The review quoted on the poster calls this film "a welcome throwback to a simpler, gentler breed of family entertainment." To a degree, it is; it doesn't have the profanity or sexual allusions that seem to plague many "PG" films these days. Even though the MPAA warned of language, I heard no worse words than "heck" or "butt". Also, slapstick humor abounds, which is sure to please fans of movies such as Home Alone. Though Owen gets bullied, he shows his tormentors that he is no victim, which is a positive thing. He and other characters make sacrifices during the film, which is a positive element. This film was part of a four-movie DVD multi-pack, but, unlike many flicks packaged in such a manner, it features both closed captions and Spanish subtitles; surprising, but great for those who need them.
Though most of the humor is slapstick, some of it is crude, such as scenes relating to the dog's bodily functions. Even the slapstick humor is a little bit overdone. The character's fashion sense is a bit immodest, as Owen is seen in his underwear twice, whereas one female character is shown in tiny shorts, and another in a midriff-baring outfit. The underlying theme--hiding jewels inside a dog--is a bit disturbing, and the song during the closing credits is annoying.
Animal flicks are a dime a dozen these days. In the past decade, we've seen everything from documentaries (March of the Penguins) to ones featuring fantastical creatures (How to Train Your Dragon) to kiddie comedies such as this one. Slapstick humor fans will love this one, as will most kids; still, for adults, this is nothing we haven't seen before.
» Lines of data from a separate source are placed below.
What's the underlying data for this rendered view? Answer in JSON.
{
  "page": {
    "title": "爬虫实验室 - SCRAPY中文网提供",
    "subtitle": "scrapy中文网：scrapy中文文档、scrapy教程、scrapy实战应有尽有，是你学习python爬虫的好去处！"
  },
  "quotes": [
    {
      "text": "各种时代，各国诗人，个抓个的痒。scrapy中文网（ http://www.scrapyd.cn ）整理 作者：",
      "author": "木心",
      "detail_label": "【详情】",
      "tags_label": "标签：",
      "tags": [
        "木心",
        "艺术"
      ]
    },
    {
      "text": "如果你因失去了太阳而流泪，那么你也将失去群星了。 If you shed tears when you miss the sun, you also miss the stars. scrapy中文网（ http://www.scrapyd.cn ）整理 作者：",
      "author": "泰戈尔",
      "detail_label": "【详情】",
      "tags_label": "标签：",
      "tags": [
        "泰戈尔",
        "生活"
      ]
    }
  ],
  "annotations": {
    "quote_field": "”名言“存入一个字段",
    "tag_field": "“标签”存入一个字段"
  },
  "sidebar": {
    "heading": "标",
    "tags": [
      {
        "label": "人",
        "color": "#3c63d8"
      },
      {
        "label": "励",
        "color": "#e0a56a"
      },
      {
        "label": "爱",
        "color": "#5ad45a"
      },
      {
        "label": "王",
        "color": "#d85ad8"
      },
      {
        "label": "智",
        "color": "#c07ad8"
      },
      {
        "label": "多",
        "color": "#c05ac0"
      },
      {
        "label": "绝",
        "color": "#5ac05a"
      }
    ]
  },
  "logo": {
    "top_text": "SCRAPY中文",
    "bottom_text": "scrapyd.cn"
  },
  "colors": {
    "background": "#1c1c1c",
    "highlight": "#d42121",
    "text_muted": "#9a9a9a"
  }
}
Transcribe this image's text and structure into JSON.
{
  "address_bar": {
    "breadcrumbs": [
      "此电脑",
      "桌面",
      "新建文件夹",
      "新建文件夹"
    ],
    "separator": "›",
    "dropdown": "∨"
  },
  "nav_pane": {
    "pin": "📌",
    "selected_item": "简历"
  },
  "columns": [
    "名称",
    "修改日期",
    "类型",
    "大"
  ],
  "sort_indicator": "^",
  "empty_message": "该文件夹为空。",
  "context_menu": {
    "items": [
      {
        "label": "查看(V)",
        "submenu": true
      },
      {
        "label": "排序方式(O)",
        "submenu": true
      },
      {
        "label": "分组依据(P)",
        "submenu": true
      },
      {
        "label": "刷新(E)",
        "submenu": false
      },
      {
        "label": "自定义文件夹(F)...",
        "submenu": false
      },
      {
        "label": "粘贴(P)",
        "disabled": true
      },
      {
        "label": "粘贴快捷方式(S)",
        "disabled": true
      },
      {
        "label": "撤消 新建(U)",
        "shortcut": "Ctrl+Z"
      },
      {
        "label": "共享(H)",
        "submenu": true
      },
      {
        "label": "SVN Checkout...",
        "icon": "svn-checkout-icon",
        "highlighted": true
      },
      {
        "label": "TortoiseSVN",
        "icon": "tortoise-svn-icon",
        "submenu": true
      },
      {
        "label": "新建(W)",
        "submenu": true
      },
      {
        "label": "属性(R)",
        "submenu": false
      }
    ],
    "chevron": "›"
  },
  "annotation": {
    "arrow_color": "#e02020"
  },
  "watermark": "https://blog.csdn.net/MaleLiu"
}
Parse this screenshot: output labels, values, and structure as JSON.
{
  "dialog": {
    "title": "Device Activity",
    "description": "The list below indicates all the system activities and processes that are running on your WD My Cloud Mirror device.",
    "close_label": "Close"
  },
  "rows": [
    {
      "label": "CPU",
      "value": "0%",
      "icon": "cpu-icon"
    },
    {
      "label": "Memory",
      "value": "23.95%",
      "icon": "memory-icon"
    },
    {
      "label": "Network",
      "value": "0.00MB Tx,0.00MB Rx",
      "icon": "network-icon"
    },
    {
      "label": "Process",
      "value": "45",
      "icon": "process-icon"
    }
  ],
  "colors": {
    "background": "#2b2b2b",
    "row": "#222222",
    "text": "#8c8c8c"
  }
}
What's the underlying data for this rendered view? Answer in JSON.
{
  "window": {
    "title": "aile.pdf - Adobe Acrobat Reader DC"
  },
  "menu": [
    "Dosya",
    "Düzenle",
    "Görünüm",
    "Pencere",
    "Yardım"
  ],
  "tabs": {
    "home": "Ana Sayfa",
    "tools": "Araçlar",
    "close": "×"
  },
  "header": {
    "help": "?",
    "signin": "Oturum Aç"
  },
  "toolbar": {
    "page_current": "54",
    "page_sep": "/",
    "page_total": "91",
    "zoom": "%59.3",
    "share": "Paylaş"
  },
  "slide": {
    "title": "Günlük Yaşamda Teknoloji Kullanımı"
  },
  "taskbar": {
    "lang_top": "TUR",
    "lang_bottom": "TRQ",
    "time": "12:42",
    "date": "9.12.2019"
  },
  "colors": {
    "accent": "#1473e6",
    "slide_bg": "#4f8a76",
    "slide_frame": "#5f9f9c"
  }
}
Disney Channel fans will likely enjoy seeing a pre-Good Luck Charlie Luke Benward, but, I can't recommend anything more than a rental.